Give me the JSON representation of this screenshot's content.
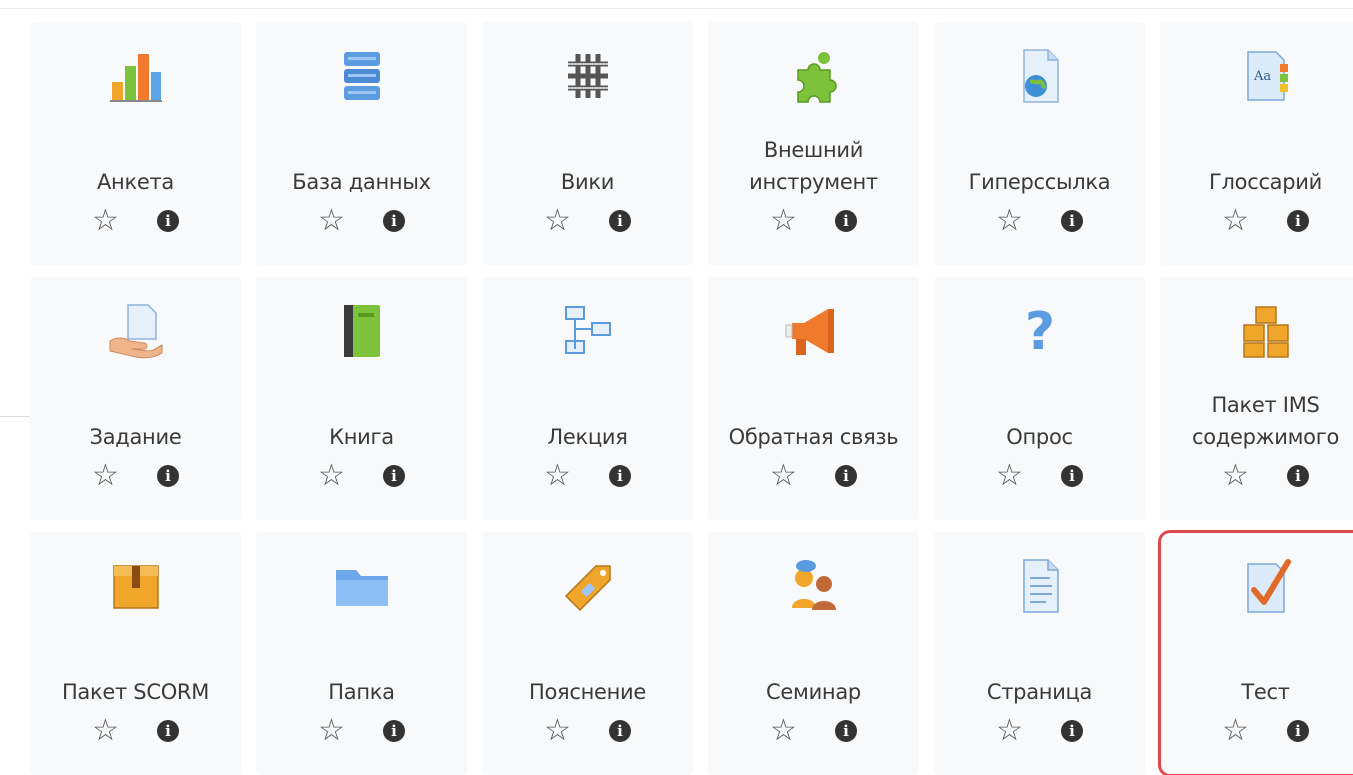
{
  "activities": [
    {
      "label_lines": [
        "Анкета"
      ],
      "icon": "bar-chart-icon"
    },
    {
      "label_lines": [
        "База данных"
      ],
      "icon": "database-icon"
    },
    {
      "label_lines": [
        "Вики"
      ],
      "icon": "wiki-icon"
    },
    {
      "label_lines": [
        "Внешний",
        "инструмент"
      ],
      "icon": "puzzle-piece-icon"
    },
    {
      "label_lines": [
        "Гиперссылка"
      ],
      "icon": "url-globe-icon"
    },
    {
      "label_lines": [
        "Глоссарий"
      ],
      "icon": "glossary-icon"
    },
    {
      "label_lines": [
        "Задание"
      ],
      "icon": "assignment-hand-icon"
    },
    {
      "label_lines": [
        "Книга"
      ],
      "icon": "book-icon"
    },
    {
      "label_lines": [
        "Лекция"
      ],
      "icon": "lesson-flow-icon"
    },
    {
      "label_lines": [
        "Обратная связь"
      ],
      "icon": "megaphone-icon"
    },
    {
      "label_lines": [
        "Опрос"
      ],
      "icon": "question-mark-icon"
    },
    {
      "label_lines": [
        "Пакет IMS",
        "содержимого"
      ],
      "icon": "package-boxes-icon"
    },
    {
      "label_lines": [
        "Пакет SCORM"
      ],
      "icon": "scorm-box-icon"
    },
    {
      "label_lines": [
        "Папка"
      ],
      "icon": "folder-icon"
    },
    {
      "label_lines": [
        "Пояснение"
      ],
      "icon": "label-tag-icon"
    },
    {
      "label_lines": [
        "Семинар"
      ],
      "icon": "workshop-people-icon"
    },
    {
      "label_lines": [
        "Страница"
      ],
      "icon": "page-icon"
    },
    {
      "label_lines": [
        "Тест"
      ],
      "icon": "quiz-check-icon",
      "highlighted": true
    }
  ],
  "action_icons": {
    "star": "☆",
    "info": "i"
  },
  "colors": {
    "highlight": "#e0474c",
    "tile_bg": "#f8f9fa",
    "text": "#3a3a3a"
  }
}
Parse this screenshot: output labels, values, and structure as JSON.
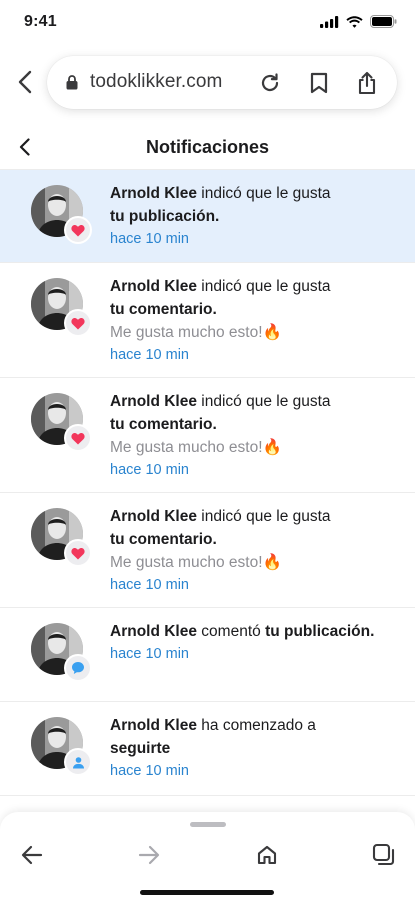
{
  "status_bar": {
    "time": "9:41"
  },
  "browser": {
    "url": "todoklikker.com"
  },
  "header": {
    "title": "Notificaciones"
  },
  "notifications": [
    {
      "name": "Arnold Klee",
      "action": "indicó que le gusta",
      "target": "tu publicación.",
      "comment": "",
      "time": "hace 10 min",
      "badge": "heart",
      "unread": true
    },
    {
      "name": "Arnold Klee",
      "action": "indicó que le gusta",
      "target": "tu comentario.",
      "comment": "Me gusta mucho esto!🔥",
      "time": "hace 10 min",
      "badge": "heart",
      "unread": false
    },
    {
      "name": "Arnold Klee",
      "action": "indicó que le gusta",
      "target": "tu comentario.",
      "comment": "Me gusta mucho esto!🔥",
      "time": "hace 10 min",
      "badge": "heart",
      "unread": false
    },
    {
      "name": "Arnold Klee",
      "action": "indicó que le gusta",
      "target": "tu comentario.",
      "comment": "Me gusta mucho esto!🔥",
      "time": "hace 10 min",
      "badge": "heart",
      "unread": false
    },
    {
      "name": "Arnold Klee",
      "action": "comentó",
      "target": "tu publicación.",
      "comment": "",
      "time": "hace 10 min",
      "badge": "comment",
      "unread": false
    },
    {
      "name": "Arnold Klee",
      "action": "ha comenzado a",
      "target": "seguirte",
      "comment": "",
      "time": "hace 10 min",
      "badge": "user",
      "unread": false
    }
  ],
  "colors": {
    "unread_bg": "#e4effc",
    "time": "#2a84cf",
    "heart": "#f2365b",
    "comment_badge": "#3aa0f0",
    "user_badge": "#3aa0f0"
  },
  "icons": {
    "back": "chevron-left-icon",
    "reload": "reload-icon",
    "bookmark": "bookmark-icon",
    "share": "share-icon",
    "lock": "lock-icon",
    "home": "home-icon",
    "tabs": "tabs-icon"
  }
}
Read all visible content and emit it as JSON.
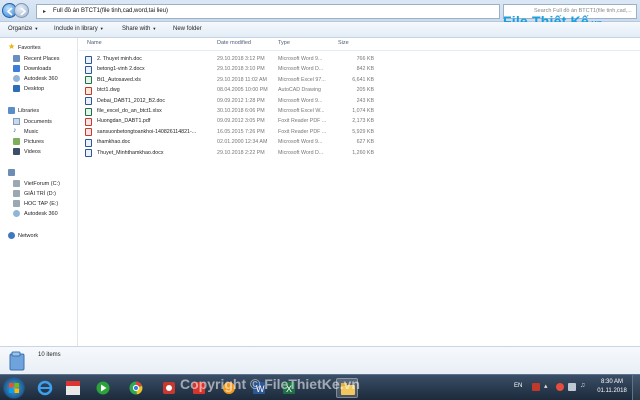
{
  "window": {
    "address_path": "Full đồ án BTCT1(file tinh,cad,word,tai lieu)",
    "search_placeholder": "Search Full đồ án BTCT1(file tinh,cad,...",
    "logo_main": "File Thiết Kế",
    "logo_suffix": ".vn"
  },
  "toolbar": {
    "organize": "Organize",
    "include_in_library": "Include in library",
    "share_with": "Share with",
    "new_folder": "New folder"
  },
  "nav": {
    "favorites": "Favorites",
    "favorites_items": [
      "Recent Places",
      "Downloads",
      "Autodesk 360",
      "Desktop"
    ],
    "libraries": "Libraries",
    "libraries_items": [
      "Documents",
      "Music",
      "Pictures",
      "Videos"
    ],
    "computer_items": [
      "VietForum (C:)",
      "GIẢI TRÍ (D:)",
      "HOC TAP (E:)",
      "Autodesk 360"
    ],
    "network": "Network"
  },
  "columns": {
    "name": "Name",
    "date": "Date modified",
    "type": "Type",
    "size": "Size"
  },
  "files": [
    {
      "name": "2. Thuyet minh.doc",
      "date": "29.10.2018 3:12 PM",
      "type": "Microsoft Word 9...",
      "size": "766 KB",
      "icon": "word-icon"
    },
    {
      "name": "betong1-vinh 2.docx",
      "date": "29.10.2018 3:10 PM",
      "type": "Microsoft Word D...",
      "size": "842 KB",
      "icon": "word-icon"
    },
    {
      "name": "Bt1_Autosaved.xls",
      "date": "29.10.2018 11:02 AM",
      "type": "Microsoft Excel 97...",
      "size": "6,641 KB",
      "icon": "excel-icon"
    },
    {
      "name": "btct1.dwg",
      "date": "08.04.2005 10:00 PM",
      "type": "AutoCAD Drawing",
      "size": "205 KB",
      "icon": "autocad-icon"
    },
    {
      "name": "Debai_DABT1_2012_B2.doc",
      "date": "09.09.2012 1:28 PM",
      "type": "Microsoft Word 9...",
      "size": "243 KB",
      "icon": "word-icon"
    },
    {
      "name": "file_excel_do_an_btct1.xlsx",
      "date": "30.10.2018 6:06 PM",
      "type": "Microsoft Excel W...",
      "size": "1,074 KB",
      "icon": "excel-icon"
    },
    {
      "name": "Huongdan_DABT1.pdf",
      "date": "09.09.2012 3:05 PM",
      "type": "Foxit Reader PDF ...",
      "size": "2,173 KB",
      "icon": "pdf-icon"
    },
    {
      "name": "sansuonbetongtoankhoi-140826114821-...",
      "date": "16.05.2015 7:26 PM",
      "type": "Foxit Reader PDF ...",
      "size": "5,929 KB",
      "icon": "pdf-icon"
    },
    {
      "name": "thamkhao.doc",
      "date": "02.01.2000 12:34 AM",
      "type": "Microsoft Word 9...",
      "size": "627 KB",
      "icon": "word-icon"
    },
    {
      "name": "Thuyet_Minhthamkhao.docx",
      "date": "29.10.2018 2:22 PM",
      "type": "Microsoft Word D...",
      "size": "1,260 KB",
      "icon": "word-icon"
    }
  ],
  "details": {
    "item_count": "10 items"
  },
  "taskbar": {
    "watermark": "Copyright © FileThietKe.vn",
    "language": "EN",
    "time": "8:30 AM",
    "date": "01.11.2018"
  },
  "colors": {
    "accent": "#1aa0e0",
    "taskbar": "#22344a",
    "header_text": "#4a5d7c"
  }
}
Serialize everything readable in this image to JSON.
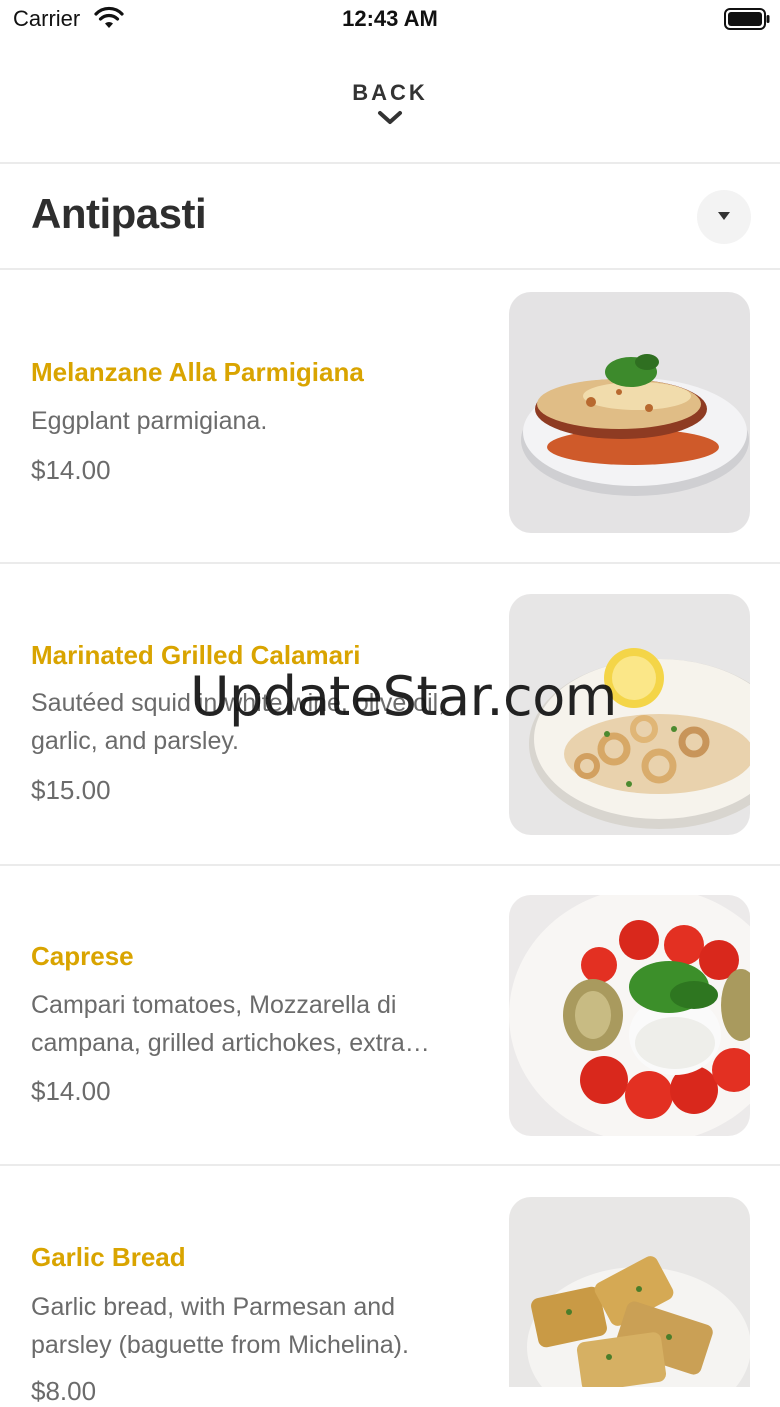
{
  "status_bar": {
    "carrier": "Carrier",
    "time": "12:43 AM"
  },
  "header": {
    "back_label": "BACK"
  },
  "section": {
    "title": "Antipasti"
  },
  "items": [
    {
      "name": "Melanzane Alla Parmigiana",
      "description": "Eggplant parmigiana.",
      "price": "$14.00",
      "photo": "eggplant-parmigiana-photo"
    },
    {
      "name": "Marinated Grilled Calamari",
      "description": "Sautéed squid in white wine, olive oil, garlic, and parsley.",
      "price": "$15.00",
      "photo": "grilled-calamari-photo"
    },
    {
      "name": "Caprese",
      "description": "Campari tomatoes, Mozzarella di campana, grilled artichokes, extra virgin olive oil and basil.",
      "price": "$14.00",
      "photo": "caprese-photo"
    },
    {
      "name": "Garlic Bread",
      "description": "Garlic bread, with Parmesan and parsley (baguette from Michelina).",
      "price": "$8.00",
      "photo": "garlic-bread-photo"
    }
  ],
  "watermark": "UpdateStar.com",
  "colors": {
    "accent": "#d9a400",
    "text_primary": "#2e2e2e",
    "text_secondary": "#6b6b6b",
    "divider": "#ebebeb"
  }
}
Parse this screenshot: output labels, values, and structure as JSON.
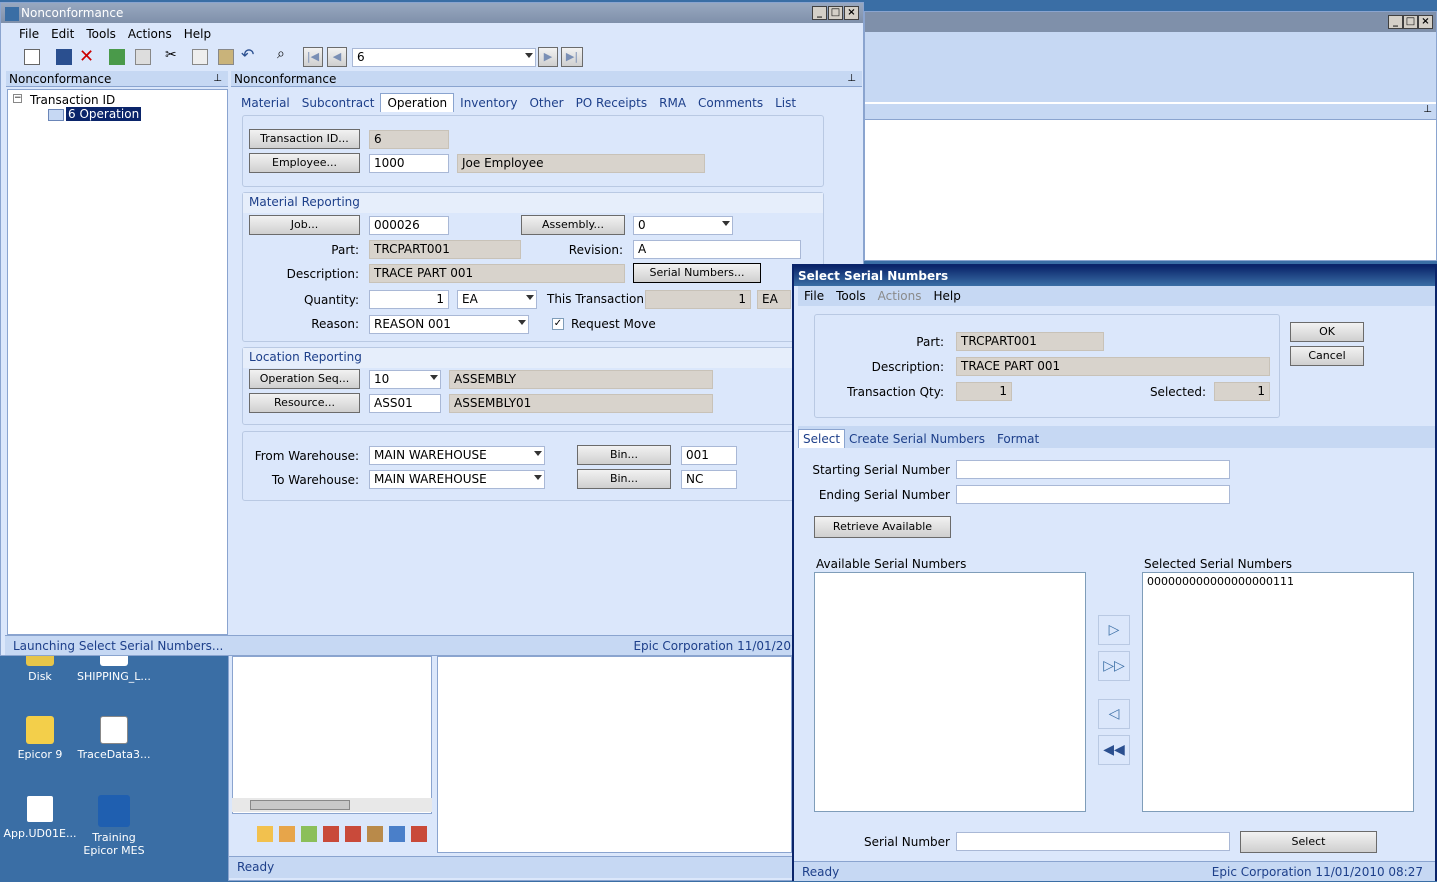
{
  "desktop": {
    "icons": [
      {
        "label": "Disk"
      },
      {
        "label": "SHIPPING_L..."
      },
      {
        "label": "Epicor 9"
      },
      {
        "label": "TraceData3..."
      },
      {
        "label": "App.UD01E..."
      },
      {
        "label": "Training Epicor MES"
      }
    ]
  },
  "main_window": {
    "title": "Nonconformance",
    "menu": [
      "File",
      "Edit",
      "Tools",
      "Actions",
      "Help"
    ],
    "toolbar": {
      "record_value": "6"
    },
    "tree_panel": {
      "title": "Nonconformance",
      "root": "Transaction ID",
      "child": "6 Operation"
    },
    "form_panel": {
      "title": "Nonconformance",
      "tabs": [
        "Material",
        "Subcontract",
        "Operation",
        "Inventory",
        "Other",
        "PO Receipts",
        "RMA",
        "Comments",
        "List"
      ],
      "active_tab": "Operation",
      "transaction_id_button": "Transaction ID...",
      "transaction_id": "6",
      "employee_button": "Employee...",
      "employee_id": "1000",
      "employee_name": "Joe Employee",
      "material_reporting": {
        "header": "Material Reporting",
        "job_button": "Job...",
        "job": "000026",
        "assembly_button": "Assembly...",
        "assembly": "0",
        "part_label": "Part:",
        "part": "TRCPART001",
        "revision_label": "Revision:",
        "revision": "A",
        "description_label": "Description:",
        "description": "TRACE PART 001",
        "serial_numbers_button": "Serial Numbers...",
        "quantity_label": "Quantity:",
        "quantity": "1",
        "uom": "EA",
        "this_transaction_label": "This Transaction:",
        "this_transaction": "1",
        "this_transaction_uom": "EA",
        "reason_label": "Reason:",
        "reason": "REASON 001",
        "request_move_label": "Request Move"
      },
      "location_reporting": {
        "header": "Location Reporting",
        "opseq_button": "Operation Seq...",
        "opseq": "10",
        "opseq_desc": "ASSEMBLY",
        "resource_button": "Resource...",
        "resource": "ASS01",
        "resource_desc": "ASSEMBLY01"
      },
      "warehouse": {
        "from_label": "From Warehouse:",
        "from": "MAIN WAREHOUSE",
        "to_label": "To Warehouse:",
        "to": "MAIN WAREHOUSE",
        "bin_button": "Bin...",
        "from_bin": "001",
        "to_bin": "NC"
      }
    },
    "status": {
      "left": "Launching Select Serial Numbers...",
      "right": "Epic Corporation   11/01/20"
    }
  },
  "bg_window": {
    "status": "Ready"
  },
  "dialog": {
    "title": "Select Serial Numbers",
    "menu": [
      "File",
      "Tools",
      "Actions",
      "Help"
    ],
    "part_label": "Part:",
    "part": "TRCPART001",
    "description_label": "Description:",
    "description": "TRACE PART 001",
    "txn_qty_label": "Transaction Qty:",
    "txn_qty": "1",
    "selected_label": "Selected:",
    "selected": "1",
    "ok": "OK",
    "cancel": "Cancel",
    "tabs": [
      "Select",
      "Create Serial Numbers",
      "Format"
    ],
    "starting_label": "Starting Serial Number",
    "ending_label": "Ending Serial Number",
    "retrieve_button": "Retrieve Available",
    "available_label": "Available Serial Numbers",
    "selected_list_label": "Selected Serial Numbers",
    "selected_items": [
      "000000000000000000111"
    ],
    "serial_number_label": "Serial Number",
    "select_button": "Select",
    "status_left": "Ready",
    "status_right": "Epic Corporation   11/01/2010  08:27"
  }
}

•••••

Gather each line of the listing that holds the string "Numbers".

| RESPONSE BELOW |
        "serial_numbers_button": "Serial Numbers...",
      "left": "Launching Select Serial Numbers...",
    "title": "Select Serial Numbers",
      "Create Serial Numbers",
    "available_label": "Available Serial Numbers",
    "selected_list_label": "Selected Serial Numbers",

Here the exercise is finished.